* About this task
Copy every line of the listing exactly.

* Material shown
┏━━

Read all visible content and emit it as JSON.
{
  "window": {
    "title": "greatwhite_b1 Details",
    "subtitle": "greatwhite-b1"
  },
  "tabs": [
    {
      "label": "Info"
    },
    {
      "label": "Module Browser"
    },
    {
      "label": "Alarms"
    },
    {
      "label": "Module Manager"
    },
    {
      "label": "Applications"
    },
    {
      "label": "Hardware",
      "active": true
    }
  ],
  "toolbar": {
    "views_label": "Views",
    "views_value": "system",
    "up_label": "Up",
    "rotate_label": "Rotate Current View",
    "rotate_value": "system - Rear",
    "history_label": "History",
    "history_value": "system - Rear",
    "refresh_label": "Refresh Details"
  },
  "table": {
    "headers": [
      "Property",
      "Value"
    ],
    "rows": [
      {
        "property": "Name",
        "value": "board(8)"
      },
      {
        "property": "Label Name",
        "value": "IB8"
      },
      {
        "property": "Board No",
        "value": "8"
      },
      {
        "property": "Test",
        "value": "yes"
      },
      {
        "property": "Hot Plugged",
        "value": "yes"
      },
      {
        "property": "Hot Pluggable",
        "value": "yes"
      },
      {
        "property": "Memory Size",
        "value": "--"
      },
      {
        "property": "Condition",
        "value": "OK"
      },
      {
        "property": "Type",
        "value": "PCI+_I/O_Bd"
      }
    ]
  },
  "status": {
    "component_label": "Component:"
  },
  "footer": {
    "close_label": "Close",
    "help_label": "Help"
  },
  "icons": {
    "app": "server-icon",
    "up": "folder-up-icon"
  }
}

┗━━

* Your solution
Read all visible content and emit it as JSON.
{
  "window": {
    "title": "greatwhite_b1 Details",
    "subtitle": "greatwhite-b1"
  },
  "tabs": [
    {
      "label": "Info"
    },
    {
      "label": "Module Browser"
    },
    {
      "label": "Alarms"
    },
    {
      "label": "Module Manager"
    },
    {
      "label": "Applications"
    },
    {
      "label": "Hardware",
      "active": true
    }
  ],
  "toolbar": {
    "views_label": "Views",
    "views_value": "system",
    "up_label": "Up",
    "rotate_label": "Rotate Current View",
    "rotate_value": "system - Rear",
    "history_label": "History",
    "history_value": "system - Rear",
    "refresh_label": "Refresh Details"
  },
  "table": {
    "headers": [
      "Property",
      "Value"
    ],
    "rows": [
      {
        "property": "Name",
        "value": "board(8)"
      },
      {
        "property": "Label Name",
        "value": "IB8"
      },
      {
        "property": "Board No",
        "value": "8"
      },
      {
        "property": "Test",
        "value": "yes"
      },
      {
        "property": "Hot Plugged",
        "value": "yes"
      },
      {
        "property": "Hot Pluggable",
        "value": "yes"
      },
      {
        "property": "Memory Size",
        "value": "--"
      },
      {
        "property": "Condition",
        "value": "OK"
      },
      {
        "property": "Type",
        "value": "PCI+_I/O_Bd"
      }
    ]
  },
  "status": {
    "component_label": "Component:"
  },
  "footer": {
    "close_label": "Close",
    "help_label": "Help"
  },
  "icons": {
    "app": "server-icon",
    "up": "folder-up-icon"
  }
}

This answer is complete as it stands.